Posted on

Virginia is next on the list of states that have officially decriminalized cannabis! This makes Virginia the 27th state to remove the threat of jail time for possessing small quantities of marijuana when the law takes effect on July 1 and will be the first to do so in 2020. On Thursday the governor of Virginia signed a couple of identical bills to decriminalize cannabis possession.

In a press release, Northam didn’t bluntly explain or do an overview of the decriminalization legislation but said he is “proud of the accomplishments we made together during this General Assembly session.”

“We advanced long-neglected priorities, including rights and protections for Virginians,” he said. “We were able to redirect funding to address the COVID-19 pandemic, and a number of the laws we enacted are proving to be more important than ever.”
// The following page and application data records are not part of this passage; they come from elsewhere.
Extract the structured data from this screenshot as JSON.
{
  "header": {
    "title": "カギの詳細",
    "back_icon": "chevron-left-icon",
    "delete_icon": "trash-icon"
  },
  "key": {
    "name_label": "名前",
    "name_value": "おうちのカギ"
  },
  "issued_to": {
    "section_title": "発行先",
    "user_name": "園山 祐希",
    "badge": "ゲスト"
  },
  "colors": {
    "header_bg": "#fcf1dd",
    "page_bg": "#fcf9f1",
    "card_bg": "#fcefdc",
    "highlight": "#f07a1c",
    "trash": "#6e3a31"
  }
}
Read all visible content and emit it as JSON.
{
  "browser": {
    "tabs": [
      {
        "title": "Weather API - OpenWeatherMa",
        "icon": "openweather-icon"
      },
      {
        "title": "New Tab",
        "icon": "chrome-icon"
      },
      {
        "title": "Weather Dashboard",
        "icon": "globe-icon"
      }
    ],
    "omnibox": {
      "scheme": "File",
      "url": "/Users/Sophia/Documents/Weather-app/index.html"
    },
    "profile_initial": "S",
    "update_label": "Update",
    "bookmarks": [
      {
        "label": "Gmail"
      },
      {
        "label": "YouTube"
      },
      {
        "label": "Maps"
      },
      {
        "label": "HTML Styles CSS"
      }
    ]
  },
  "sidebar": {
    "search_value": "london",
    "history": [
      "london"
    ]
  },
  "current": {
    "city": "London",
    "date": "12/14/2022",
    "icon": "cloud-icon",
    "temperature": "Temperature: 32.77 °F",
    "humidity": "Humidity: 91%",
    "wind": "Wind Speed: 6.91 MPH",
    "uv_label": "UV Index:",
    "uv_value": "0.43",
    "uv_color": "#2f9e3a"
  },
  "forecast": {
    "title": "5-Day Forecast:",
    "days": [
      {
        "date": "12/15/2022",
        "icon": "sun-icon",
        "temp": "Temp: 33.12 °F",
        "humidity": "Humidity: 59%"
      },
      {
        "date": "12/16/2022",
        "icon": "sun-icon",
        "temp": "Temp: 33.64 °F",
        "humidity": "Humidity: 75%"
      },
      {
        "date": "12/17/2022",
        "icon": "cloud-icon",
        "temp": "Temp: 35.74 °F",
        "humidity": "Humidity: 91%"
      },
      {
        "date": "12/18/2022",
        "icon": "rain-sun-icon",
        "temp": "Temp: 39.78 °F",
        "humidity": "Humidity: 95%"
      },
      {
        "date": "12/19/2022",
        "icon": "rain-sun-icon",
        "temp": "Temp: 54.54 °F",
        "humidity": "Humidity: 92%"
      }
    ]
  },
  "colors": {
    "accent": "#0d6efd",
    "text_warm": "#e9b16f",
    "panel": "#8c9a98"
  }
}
With the governor of Virginia signing the bills—HB 972 and SB 2—Northam has kept a campaign promise he made back in 2017. As governor, he has repeatedly emphasized the urgency for reform, including in his State of the Commonwealth addresses.

Under the new legislation, if found in possession of up to one ounce of cannabis will be punishable by a $25 fine with no jail time and no criminal record. At the moment, current Virginia law makes simple possession punishable by a maximum $500 fine, up to 30 days in jail and a criminal record.

“This victory comes after many years of sustained effort by Virginia NORML and its membership,” Jenn Michelle Pedini, executive director of Virginia NORML, told Marijuana Moment. “And while we applaud Governor Northam, his administration, and the legislature for taking this step, it’s critical that they work swiftly to legalize and regulate the response of cannabis by adults and begin undoing the damages prohibition has waged on tens of thousands of Virginians.”

The Marijuana Policy Project Executive Director Steve Hawkins also praised the reform.

“The move to decriminalize cannabis possession in Virginia is long overdue,” he said in a press release. “We applaud the legislature and the governor for implementing a policy that will allow law enforcement to focus resources on more serious crimes and prevent Virginians from having their lives derailed for possessing cannabis, a substance that is safer than alcohol.”

Independently, in Virginia’s capital city, Richmond, local lawmakers established a resolution last week that requests the city stop testing certain workers for marijuana as a condition of their employment.

Photos Courtesy of Virginia Mercury